In April, 1991, Vartanian repeated the same inquiry to his supervisor who again responded that there were no plans regarding an early retirement arrangement. Vartanian also questioned the Springfield Personnel Supervisor as to the possibility of an early retirement incentive offering and was told that there were no plans for any such offering. The Springfield supervisor asked Vartanian if he would refrain from retiring on May 1, 1991 if such a program were available. Vartanian responded that he would want to study any new program and certainly have the option of delaying the effective date of his early retirement, depending on the option. Vartanian had in fact postponed a previously elected early retirement so he could work on certain projects for Monsanto. Vartanian retired as of May 1, 1991, and took a lump sum distribution of approximately $509,000 under the 1986 Plan.
On or about June 28, 1991, Monsanto's Board of Directors approved a restructuring plan which involved consolidating manufacturing operations, closing plants, reorganizing businesses and reducing the number of employees. As of February, 1991, when Vartanian made specific inquiries about early retirement incentive programs, Monsanto had, in fact, already given serious consideration to staff reductions and changes in the 1986 Pension Plan and was contemplating the formation of the Monsanto Special Voluntary Retirement Plan ("1991 Plan").
Vartanian alleges that he was denied a reasonable opportunity to make an informed decision about when to retire because Monsanto failed to disclose its consideration of an enhanced severance program. If Vartanian had received complete and truthful information, he would have continued to work at Monsanto until December 1, 1991 and, thus, would have been eligible for full benefits under the 1991 Plan announced on June 28, 1991.
Vartanian exhausted all administrative procedures and plan appeal procedures in his claim for benefits under the 1991 Plan. Monsanto denied Vartanian's claim because he had retired on May 1, 1991 and, therefore, was not employed by Monsanto on October 1, 1991, which was a requirement for eligibility to participate in the 1991 Plan.

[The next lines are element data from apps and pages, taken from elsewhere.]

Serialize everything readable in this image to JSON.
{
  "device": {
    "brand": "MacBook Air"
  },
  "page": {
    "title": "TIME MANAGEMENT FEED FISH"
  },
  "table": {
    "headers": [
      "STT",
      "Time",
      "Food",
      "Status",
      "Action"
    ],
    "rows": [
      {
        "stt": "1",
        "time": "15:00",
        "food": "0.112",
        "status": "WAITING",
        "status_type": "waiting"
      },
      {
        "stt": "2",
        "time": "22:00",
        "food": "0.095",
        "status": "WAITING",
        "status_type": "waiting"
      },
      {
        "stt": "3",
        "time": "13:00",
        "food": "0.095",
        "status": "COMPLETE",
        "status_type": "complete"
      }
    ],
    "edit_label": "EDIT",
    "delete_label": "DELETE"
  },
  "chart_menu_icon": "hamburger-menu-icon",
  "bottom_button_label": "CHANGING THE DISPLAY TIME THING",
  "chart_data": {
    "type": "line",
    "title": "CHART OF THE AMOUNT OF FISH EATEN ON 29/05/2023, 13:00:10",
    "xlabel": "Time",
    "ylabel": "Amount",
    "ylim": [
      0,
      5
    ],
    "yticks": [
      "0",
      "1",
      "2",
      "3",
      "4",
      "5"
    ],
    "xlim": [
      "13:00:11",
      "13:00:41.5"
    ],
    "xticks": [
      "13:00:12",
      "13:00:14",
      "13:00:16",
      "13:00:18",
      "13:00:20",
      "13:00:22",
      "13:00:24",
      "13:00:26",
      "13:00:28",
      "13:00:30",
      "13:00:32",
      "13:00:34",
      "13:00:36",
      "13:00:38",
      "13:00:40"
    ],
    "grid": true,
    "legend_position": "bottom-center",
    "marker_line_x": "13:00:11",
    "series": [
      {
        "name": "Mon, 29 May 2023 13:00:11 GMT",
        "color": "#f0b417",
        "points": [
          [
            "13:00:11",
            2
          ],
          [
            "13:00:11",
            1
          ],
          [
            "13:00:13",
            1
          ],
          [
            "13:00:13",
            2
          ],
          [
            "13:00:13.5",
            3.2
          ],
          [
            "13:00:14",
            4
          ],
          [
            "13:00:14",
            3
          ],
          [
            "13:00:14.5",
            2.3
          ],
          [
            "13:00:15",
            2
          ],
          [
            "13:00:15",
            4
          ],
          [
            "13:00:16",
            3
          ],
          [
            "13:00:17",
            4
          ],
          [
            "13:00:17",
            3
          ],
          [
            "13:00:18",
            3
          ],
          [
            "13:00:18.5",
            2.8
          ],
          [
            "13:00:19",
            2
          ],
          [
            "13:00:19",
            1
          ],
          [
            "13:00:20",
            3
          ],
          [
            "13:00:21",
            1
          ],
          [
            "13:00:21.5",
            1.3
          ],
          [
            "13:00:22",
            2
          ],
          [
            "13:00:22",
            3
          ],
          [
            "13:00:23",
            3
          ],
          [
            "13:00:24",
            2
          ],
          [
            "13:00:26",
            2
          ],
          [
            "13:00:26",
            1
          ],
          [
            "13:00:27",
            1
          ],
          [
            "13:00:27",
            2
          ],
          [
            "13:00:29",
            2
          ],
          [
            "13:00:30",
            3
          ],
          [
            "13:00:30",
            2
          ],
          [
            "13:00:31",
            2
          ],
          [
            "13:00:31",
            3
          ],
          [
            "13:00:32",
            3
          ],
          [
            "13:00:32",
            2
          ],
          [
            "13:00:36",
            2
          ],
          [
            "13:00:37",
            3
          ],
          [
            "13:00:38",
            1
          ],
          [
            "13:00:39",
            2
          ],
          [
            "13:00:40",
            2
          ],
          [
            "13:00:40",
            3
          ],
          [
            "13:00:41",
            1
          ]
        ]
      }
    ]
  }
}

In the court below, Vartanian alleged that Monsanto breached its fiduciary duty in violation of 29 U.S.C. Sec. 1104(a) by failing to disclose its intention to create a new, more generous retirement package or the fact that the company was giving "serious consideration" to such a plan. Vartanian claimed that as a result of his reliance on Monsanto's misleading statements to the effect that the company did not intend to create a more generous retirement package, he missed the opportunity to retire under the more advantageous provisions of the new plan which went into effect shortly after his retirement. Vartanian also alleged unlawful discrimination in violation of Section 510 of ERISA, 29 U.S.C. Sec. 1140.
Under Section 502 of ERISA, 29 U.S.C. Sec. 1132(a), only a "participant" or "beneficiary" may bring a private civil action. Vartanian claims that he had standing to sue because he was a "participant." The district court found, however, that Vartanian was not a "participant" as defined by 29...
To continue readingFREE SIGN UP